Your task: Each entry should appear in the answer exactly as written.

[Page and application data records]
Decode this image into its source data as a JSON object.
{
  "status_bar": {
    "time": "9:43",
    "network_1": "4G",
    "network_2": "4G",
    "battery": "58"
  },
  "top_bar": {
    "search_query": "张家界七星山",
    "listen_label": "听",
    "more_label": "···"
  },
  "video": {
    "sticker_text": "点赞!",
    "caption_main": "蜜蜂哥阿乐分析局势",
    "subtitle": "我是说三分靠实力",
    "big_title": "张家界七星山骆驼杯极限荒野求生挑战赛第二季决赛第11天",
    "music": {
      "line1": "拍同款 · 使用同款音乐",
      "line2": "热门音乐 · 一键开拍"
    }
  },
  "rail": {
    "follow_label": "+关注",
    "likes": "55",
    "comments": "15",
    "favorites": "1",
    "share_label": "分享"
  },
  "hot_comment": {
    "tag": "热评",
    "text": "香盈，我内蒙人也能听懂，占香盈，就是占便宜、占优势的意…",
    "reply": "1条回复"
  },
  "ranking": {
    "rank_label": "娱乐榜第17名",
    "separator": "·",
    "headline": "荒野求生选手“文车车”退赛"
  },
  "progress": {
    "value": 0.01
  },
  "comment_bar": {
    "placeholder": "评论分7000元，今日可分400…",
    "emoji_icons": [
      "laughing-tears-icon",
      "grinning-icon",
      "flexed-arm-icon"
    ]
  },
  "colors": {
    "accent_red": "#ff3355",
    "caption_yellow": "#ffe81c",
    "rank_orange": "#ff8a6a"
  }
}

Problem solution:
Decode this image into its source data as a JSON object.
{
  "status_bar": {
    "time": "9:43",
    "network_1": "4G",
    "network_2": "4G",
    "battery": "58"
  },
  "top_bar": {
    "search_query": "张家界七星山",
    "listen_label": "听",
    "more_label": "···"
  },
  "video": {
    "sticker_text": "点赞!",
    "caption_main": "蜜蜂哥阿乐分析局势",
    "subtitle": "我是说三分靠实力",
    "big_title": "张家界七星山骆驼杯极限荒野求生挑战赛第二季决赛第11天",
    "music": {
      "line1": "拍同款 · 使用同款音乐",
      "line2": "热门音乐 · 一键开拍"
    }
  },
  "rail": {
    "follow_label": "+关注",
    "likes": "55",
    "comments": "15",
    "favorites": "1",
    "share_label": "分享"
  },
  "hot_comment": {
    "tag": "热评",
    "text": "香盈，我内蒙人也能听懂，占香盈，就是占便宜、占优势的意…",
    "reply": "1条回复"
  },
  "ranking": {
    "rank_label": "娱乐榜第17名",
    "separator": "·",
    "headline": "荒野求生选手“文车车”退赛"
  },
  "progress": {
    "value": 0.01
  },
  "comment_bar": {
    "placeholder": "评论分7000元，今日可分400…",
    "emoji_icons": [
      "laughing-tears-icon",
      "grinning-icon",
      "flexed-arm-icon"
    ]
  },
  "colors": {
    "accent_red": "#ff3355",
    "caption_yellow": "#ffe81c",
    "rank_orange": "#ff8a6a"
  }
}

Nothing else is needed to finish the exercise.